I will continue to write, to try to find my emotions and my voice again. I will continue to sift through the thoughts and the actions. I'm not "better" but I'm on the path, and in due time, I will rise.I can safely say I have no idea who I am right now, and though that is a scary realization, I have the time to figure it out. Right now mental illness and new beginnings for me looks like having chopped off and destroyed my bright blonde hair, stepping away into the expectations and into the passions, doing anything that causes feelings to arise. It looks like anger and sadness, but sometimes plastering on a smile. Sometimes self-care looks like having your most visibly productive day, and others it's being in bed and watching grey's anatomy all day. The point is that it is all different for everyone. It's so individualized it's hard to see; which is why we struggle with it. But I'll say this. Check in on your people, reach out to someone who you've seen a shift in. Talk about what's going on inside to someone who will listen, and don't stop trying until you find that. It's mental health awareness month, I struggle with mental health every day lately. But I am here. Let's keep talking, it's a process.

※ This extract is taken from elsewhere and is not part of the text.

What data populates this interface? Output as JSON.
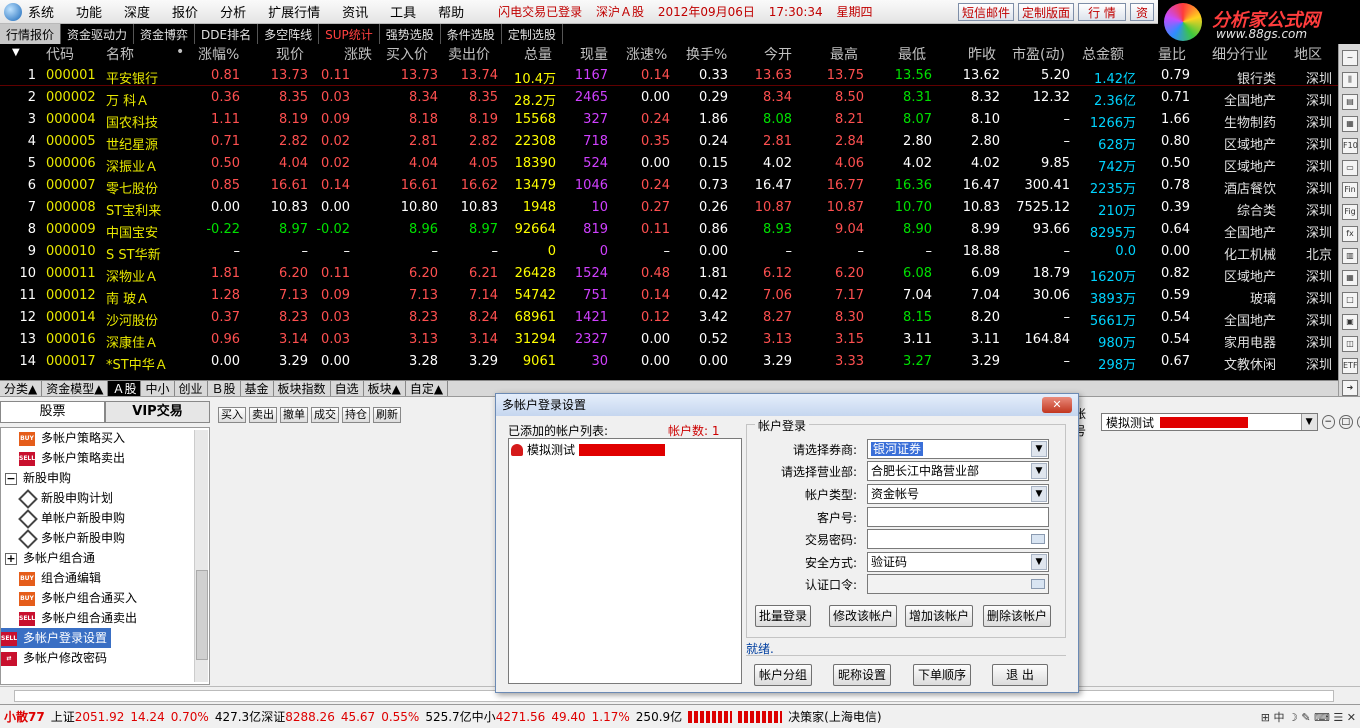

Morgan Rae Brown is a deep thinker that writes directly from her soul.